Informed Consent

Informed consent was obtained from all patients for being included in the study.

Required Author Forms

Disclosure forms provided by the authors are available with the online version of this article.

Additional information

Level of evidence: double-blind, randomized controlled trial, level II

The work was performed at Hospital for Special Surgery, New York Presbyterian Hospital, University of Utah (cytokine assays) and Washington University in St. Louis (hs-troponin and hs-CRP assays).

Electronic supplementary material

ESM 1

(PDF 56 kb)

ESM 2

(PDF 4971 kb)

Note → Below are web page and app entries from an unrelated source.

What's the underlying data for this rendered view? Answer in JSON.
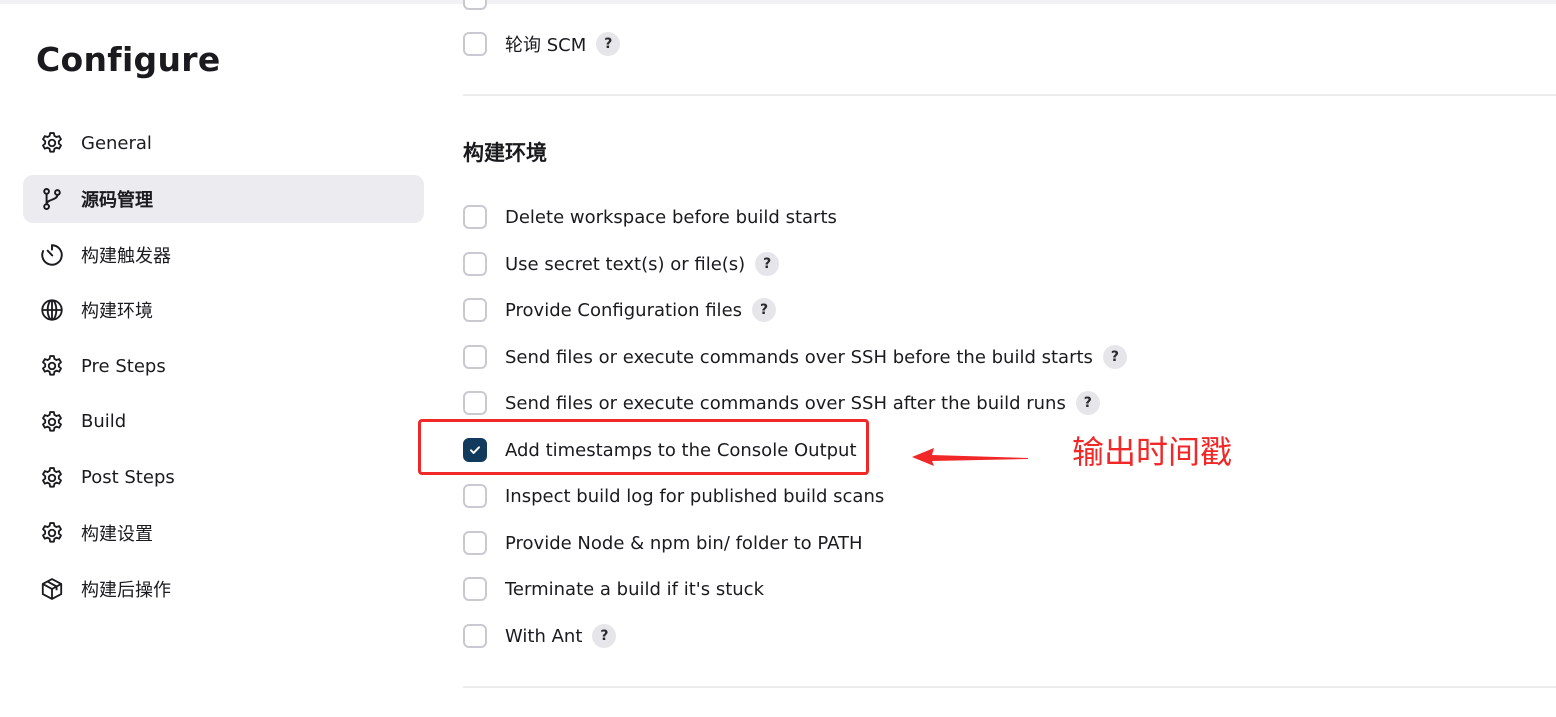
{
  "sidebar": {
    "title": "Configure",
    "items": [
      {
        "label": "General",
        "icon": "gear-icon"
      },
      {
        "label": "源码管理",
        "icon": "git-branch-icon",
        "active": true
      },
      {
        "label": "构建触发器",
        "icon": "timer-icon"
      },
      {
        "label": "构建环境",
        "icon": "globe-icon"
      },
      {
        "label": "Pre Steps",
        "icon": "gear-icon"
      },
      {
        "label": "Build",
        "icon": "gear-icon"
      },
      {
        "label": "Post Steps",
        "icon": "gear-icon"
      },
      {
        "label": "构建设置",
        "icon": "gear-icon"
      },
      {
        "label": "构建后操作",
        "icon": "package-icon"
      }
    ]
  },
  "main": {
    "poll_scm": {
      "label": "轮询 SCM",
      "checked": false,
      "help": "?"
    },
    "build_env": {
      "title": "构建环境",
      "options": [
        {
          "label": "Delete workspace before build starts",
          "checked": false,
          "help": ""
        },
        {
          "label": "Use secret text(s) or file(s)",
          "checked": false,
          "help": "?"
        },
        {
          "label": "Provide Configuration files",
          "checked": false,
          "help": "?"
        },
        {
          "label": "Send files or execute commands over SSH before the build starts",
          "checked": false,
          "help": "?"
        },
        {
          "label": "Send files or execute commands over SSH after the build runs",
          "checked": false,
          "help": "?"
        },
        {
          "label": "Add timestamps to the Console Output",
          "checked": true,
          "help": ""
        },
        {
          "label": "Inspect build log for published build scans",
          "checked": false,
          "help": ""
        },
        {
          "label": "Provide Node & npm bin/ folder to PATH",
          "checked": false,
          "help": ""
        },
        {
          "label": "Terminate a build if it's stuck",
          "checked": false,
          "help": ""
        },
        {
          "label": "With Ant",
          "checked": false,
          "help": "?"
        }
      ]
    }
  },
  "annotation": {
    "text": "输出时间戳",
    "color": "#f02828"
  },
  "colors": {
    "accent": "#123a5c",
    "active_nav_bg": "#ebebf0",
    "annotation_red": "#f02828"
  }
}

Appendix

Appendix

Table 3 Adverse events
Fig. 5
figure5figure5

Cytokines levels at baseline and on postoperative day 2.

Table 4 Atorvastatin effect on perioperative cytokine levels. This data demonstrates that the preoperative levels of the cytokines predicted the postoperative levels, and that atorvastatin did not significantly affect the change in cytokine levels, with the possible exception of IL­5 (P = 0.043). The negative intercept for IL-4 indicates a significant decline after surgery, while positive intercepts for IL-5 and especially IL-6 indicates significant rises after surgery.

Rights and permissions

Reprints and Permissions

About this article

Verify currency and authenticity via CrossMark

Cite this article

Bass, A.R., Szymonifka, J.D., Rondina, M.T. et al. Postoperative Myocardial Injury and Inflammation Is Not Blunted by a Trial of Atorvastatin in Orthopedic Surgery Patients. HSS Jrnl 14, 67–76 (2018). https://doi.org/10.1007/s11420-017-9577-1

Download citation

Keywords

  • troponin
  • orthopedics
  • inflammation
  • interleukin-6
  • C-reactive protein
  • myocardial ischemia